Some 44 gigabytes of data was posted to BreachForums earlier this week, with the poster claiming it to be the source code for a number of Yandex software products. According to a software engineer who has reviewed the files, that appears to be the case.
Software developer Arseniy Shestakov published the results of "my friend" looking at the leaked code (sure, Arseniy) which he said appears to date to February 24, 2022, and is mostly just code without pre-built binaries.
Still, Shestakov said it included the source code for Yandex services including its search engine and indexing bot, maps service, its AI assistant Alice, an Uber-like taxi service, email, cloud storage, ecommerce market and more.
Shestakov said he has never worked at Yandex, but knows several people who have, and still do. "I verified that at least some of [the] archives for sure contain modern source code for company services as well as documentation pointing to real intranet URLs," Shestakov said.

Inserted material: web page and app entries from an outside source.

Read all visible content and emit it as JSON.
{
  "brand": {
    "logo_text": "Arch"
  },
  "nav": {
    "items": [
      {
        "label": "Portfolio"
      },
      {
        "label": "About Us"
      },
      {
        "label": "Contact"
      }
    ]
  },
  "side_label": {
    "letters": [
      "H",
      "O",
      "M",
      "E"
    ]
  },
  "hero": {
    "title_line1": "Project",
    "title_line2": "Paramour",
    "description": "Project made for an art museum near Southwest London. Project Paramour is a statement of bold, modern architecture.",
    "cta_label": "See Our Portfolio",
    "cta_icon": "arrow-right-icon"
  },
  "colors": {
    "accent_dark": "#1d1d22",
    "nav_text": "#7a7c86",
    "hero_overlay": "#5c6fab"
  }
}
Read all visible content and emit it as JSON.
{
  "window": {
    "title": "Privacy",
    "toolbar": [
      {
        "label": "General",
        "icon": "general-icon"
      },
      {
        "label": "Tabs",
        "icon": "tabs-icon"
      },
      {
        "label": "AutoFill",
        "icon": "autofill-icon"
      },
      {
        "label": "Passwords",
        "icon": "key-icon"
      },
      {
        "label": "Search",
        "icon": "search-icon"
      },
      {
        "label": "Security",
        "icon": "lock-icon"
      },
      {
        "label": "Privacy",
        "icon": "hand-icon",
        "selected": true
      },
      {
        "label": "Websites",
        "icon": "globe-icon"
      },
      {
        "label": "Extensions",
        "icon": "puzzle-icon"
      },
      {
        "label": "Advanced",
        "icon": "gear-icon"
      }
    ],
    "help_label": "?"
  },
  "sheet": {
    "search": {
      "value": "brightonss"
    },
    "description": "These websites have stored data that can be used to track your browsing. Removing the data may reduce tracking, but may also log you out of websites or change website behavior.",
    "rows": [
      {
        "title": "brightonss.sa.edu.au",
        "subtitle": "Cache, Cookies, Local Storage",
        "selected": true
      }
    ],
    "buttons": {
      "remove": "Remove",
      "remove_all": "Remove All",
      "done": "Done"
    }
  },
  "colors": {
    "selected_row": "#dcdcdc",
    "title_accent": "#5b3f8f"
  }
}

In an email, Yandex representatives admitted to The Register that some internal code had been exposed, but said it hadn't been hacked. "Our security team found code fragments from an internal repository in the public domain, but the content is outdated and differs from the current version of the company's repository. We are still investigating the issue," Yandex told us.
The company has said elsewhere that a former employee was behind the code exposure.
In light of sanctions targeting Russian companies for the country's illegal invasion of Ukraine, Yandex has been in the process of relocating elsewhere and selling off its Russian assets. Since announcing its plans, a Putin ally and former head of Russia's Audit Chamber has joined the company to aid in its relocation – hopefully for its sake not out a window. ®